"What're you lookin' at Mom?"

"Just a sec...got an itch."

"Ok, Ok, I'm coming!"


Friday, October 2, 2020

Kitchen time....

The last few days have been cooler, the temperature in the lower teens C., more typical autumn weather. We've awakened to rain and grey skies for the last few days, but by noon, the clouds gradually parted and the sun blazed out, leaves sparkling from the earlier showers. The afternoons progressed, with random showers, intermittent gusty winds and sunshine. Leaves are starting to fall.

Kitchen window view

I spend my mornings in the kitchen and the afternoons working away at preparing the gardens for winter. The asparagus bed is now manured and re-mulched, the gladiola corms lifted and set out to dry, and a section is staked out in the field garden for the 100 cloves of garlic I want to plant later this month.

After a long summer of eating store bought bread, I finally made a small batch of bread, just plain white, but oh so good. With the larder full of garden goodness, its time to use it. I peeled and cubed a butternut squash, diced some onion, minced some garlic and with a few other ingredients, got a pot of soup simmering on the stove.

While it was cooking, I shredded a cabbage my neighbour had given me and packed it into my new 'fermentation jar' for sauerkraut. Leigh, over at 5 Acres and a Dream, posted about the Ball Fermentation Kit on Aug. 5, 2020. (I have to learn how to do links.) Hubby picked a kit up at TSC, so I tried it out. (I am kicking myself for selling my crocks when we moved. What was I thinking?)
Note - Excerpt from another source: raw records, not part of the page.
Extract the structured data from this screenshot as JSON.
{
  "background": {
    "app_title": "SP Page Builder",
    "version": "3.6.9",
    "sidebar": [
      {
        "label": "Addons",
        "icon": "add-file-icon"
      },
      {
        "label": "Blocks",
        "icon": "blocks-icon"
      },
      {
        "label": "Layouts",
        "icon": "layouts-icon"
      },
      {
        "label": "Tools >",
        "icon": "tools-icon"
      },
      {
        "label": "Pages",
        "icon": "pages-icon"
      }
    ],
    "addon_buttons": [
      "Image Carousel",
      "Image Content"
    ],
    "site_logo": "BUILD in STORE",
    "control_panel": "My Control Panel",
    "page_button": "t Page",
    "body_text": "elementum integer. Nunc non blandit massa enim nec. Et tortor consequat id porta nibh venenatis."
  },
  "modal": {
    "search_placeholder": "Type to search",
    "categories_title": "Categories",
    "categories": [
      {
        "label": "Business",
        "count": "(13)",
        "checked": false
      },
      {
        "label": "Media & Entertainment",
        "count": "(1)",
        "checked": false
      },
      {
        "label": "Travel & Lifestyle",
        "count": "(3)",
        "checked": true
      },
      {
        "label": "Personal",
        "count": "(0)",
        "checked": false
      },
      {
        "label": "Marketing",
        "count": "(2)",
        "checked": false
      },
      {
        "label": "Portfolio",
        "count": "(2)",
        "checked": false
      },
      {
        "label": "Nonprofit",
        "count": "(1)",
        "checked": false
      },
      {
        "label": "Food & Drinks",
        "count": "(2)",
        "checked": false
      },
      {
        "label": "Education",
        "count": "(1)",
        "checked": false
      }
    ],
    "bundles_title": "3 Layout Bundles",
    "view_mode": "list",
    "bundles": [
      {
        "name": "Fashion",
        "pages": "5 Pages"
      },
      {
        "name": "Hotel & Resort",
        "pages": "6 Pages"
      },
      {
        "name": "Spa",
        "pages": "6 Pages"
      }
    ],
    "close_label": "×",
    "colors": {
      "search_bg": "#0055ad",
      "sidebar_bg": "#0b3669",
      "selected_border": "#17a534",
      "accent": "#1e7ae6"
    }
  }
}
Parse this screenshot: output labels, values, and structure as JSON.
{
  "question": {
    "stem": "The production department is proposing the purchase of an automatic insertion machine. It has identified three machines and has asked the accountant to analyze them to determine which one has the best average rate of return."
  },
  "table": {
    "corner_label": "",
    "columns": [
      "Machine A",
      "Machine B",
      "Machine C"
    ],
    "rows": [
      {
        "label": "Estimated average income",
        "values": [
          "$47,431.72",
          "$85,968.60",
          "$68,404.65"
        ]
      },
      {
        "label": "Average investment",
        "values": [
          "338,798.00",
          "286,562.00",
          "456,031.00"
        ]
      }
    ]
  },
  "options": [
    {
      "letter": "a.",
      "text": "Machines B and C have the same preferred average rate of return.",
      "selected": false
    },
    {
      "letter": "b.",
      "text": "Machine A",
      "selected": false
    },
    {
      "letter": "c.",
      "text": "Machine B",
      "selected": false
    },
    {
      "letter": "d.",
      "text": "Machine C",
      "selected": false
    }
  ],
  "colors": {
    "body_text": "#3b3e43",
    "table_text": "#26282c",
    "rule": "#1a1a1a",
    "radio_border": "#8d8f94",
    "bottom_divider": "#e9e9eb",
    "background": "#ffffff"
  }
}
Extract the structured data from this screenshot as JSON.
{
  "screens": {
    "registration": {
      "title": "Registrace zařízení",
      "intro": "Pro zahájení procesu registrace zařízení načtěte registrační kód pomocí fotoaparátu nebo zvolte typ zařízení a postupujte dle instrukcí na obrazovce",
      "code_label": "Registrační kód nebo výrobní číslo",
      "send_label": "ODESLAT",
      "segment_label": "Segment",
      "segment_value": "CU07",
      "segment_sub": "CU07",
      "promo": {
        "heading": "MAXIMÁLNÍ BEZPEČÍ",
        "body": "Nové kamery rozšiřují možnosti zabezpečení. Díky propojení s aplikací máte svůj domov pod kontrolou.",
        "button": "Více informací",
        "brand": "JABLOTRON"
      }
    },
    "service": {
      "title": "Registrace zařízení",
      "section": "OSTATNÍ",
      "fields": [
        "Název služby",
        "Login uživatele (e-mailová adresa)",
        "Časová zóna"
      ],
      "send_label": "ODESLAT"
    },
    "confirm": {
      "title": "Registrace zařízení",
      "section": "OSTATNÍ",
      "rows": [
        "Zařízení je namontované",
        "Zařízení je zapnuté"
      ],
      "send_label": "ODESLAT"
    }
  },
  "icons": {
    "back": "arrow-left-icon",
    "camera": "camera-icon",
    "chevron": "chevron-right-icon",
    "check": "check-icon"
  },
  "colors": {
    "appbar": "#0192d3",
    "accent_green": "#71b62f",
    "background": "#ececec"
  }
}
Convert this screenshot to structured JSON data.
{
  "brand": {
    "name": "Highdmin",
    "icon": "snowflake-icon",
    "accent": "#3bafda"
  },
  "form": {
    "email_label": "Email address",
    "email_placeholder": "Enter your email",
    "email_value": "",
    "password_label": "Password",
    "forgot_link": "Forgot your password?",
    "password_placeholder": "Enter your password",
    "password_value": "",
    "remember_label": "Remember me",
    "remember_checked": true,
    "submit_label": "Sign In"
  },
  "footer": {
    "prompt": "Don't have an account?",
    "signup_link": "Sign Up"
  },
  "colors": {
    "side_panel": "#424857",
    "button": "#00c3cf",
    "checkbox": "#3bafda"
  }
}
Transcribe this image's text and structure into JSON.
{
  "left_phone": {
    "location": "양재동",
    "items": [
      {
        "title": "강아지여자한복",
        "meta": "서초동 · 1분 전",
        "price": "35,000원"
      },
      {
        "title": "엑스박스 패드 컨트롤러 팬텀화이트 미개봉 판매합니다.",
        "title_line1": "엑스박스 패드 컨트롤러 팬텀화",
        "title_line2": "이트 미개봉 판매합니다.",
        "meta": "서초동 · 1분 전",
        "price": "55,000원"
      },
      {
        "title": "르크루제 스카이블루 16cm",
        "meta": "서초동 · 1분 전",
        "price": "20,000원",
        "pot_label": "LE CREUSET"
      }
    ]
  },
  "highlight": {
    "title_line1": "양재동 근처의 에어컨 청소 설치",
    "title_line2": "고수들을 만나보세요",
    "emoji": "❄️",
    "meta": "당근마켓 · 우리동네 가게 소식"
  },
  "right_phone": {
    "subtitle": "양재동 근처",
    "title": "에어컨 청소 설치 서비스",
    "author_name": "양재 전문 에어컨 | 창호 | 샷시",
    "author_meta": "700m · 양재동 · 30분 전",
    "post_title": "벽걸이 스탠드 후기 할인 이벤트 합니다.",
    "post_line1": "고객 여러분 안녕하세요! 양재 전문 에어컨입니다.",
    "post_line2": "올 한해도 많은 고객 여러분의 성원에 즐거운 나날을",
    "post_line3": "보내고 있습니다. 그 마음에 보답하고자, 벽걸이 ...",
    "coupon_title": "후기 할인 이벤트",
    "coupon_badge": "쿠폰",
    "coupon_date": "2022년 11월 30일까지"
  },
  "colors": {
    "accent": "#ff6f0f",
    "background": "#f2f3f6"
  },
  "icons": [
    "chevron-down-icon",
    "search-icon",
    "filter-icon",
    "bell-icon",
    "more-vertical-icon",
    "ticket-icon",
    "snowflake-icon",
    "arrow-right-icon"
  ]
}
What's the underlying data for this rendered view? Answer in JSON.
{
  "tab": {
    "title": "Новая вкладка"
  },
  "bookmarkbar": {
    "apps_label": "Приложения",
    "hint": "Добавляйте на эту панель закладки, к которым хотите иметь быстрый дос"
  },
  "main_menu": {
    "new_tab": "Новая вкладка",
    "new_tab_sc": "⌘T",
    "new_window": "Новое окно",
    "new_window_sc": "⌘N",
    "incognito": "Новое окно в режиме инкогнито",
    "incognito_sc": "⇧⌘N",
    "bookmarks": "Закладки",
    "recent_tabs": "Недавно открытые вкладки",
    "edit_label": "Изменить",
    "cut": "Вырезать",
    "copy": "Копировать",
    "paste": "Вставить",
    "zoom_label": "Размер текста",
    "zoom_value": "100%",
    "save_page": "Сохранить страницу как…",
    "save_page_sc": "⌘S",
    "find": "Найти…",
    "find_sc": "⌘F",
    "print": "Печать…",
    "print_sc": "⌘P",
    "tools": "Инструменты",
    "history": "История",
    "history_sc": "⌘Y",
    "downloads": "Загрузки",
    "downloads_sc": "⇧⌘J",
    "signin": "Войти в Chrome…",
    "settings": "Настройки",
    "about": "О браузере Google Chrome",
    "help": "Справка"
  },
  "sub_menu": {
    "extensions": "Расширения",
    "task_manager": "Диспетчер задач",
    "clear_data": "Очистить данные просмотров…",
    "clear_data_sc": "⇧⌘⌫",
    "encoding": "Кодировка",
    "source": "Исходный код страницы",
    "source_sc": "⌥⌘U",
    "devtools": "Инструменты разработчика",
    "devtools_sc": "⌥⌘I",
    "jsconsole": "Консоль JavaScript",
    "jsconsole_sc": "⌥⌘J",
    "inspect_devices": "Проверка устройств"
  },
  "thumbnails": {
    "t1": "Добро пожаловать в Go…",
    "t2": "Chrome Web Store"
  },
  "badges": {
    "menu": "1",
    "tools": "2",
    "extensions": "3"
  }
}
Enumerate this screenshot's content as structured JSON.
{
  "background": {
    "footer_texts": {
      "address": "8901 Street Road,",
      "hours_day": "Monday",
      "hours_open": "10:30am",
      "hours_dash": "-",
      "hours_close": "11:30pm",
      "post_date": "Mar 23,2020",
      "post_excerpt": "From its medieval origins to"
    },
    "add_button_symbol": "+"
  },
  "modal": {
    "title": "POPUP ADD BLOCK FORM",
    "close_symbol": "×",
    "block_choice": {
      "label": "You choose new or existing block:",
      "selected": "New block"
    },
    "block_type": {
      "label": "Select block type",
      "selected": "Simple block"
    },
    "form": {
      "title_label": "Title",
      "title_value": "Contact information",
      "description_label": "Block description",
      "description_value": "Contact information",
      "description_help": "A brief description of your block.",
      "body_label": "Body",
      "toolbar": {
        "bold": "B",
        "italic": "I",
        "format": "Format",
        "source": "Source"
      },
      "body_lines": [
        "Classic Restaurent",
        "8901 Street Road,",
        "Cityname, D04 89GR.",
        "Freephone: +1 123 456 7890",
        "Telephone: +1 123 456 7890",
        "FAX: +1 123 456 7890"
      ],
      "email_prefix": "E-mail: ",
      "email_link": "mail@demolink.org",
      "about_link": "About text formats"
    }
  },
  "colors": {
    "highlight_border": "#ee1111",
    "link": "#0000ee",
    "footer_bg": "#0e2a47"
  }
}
The cabbage was about a pound and a half, and yes, it fits easily into a quart jar.
I use the smallest slice size on the mandolin, as I like a fine shredded kraut. I sometimes put caraway seeds in, but not this time. I prefer Sandor Katz's way of doing it, putting the shreds and salt into a non-reactive bowl and massaging it with scrupulously clean hands. Then it is packed into the jar, with a whole cabbage leaf on top. That way, you have liquid to cover the cabbage right away. I am planning space in the garden for a few cabbages next year.